The Observability Cloud: It’s All About the Data
Not only is today “Launch Day”, but we also just passed the 5th anniversary of Observe’s founding. This makes it a great time to pause and reflect on just how far we’ve come and, more importantly, where Observe is heading.
When we started out, we believed that the only way to eliminate the complexity involved in troubleshooting distributed applications was to solve the inherent data problem that existed in almost every organization. The biggest problem was that data was siloed and each silo needed to be analyzed by a specialized tool. And, usually, a big-brained human was required to correlate what each tool was saying to determine a root cause when troubleshooting.
What we did not foresee back then, but we now see in 90% of our customer interactions, is that the data required to troubleshoot applications has grown 40% year over year since. And because incumbent tool vendors typically charge for volume of data ingested, the cost is crippling.
We figured customers didn’t need another siloed tool, but rather an entirely new approach. Along with it, they needed an entirely new architecture – one that would change the economics of deployment by an order of magnitude or more. The culmination of our work over the past five years has resulted in what we announced today, The Observability Cloud.

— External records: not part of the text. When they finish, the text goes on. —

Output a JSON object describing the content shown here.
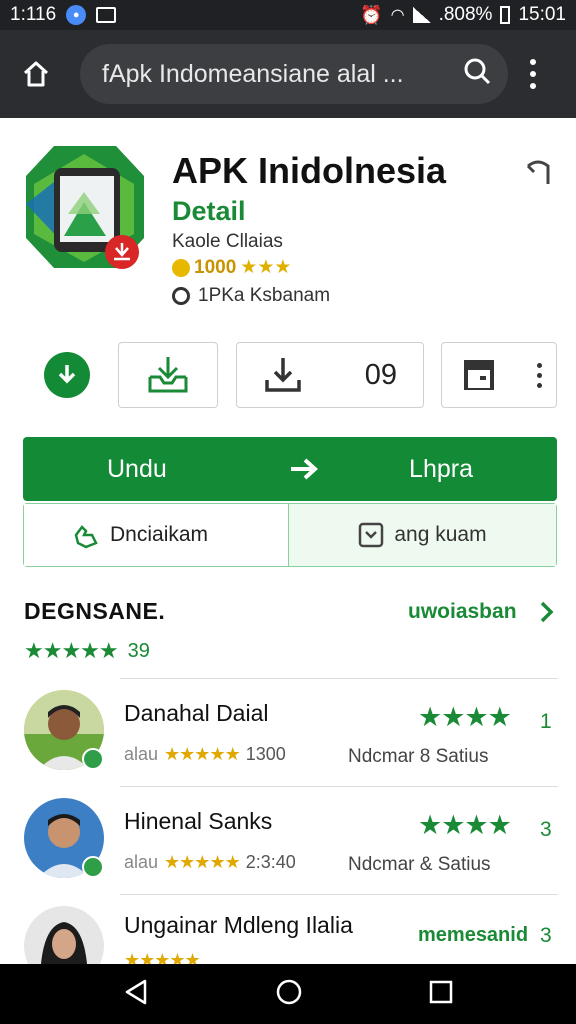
{
  "status_bar": {
    "time_left": "1:116",
    "battery": ".808%",
    "time_right": "15:01"
  },
  "browser": {
    "url": "fApk Indomeansiane alal ...",
    "home_icon": "home-icon",
    "search_icon": "search-icon",
    "menu_icon": "more-vert-icon"
  },
  "app": {
    "title": "APK Inidolnesia",
    "subtitle": "Detail",
    "developer": "Kaole Cllaias",
    "rating_text": "1000",
    "rating_stars": "★★★",
    "size_text": "1PKa Ksbanam",
    "accent_color": "#138a36"
  },
  "actions": {
    "count_value": "09"
  },
  "main_button": {
    "left_label": "Undu",
    "right_label": "Lhpra"
  },
  "split_button": {
    "left_label": "Dnciaikam",
    "right_label": "ang kuam"
  },
  "reviews": {
    "title": "DEGNSANE.",
    "link": "uwoiasban",
    "stars": "★★★★★",
    "count": "39",
    "items": [
      {
        "name": "Danahal Daial",
        "meta_prefix": "alau",
        "meta_stars": "★★★★★",
        "meta_value": "1300",
        "stars": "★★★★",
        "num": "1",
        "status": "Ndcmar 8 Satius"
      },
      {
        "name": "Hinenal Sanks",
        "meta_prefix": "alau",
        "meta_stars": "★★★★★",
        "meta_value": "2:3:40",
        "stars": "★★★★",
        "num": "3",
        "status": "Ndcmar & Satius"
      },
      {
        "name": "Ungainar Mdleng Ilalia",
        "link": "memesanid",
        "num": "3",
        "meta_stars": "★★★★★"
      }
    ]
  }
}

We figured customers didn’t need another siloed tool, but rather an entirely new approach.
Observe’s entirely new approach is focused on eliminating data silos and being able to quickly access relevant context while troubleshooting. Since day one we’ve been able to ingest any kind of event data into a single database – or Data Lake, as we call it today. We then started building the necessary language constructs needed to curate event data (logs initially, followed by metrics) into the Data Graph which are critical to delivering relevant context. Next, we built visualizations, implemented alerting, and delivered pre-built Data Apps for popular services like AWS and Kubernetes so teams could get up and running quickly. And today, we’re introducing full support for distributed tracing based on OpenTelemetry.
It’s been a long, but necessary, journey. We wanted to meet users where they were today and provide a roadmap to observability. If they have millions of lines of code instrumented with logs, no problem – we’ll make them easier to work with. If they have thousands of custom metrics, we’ll take those and link them to their logs. And if this can all be ultimately done via fresh new OpenTelemetry instrumentation, awesome. But if I had to guess, logs and metrics will be kicking around for many years to come.
And our entirely new architecture? Well, we suspected the use of AWS’s S3 to store data along with elastic compute and usage-based pricing would deliver game-changing economics. To prove that we’ve recently performed a series of benchmarks comparing Observe to market-leading offerings for common use cases such as Host Monitoring and Kubernetes Log Analytics. The results are quite impressive with a 2-3x cost advantage even at modest host counts, and ingest volumes stretching to 10x, or more, at scale.
Clearly, with usage-based pricing, your mileage may vary. Over the past two years, our customers have asked us for not just transparency in what drives their usage, but also for guard rails and controls to help manage it. With that in mind, we’re proud to announce today a slew of new features geared towards putting cost control back in the hands of the customer. And we won’t be asking any of them to filter, sample, or eliminate any of the precious data they need to troubleshoot problems.
Thank you for following us on our journey over the last few years. I hope you were able to join our live event earlier, if not you can watch the replay here. And if we can help get you on the road to observability, and maybe save a little money along the way, then please reach out to us.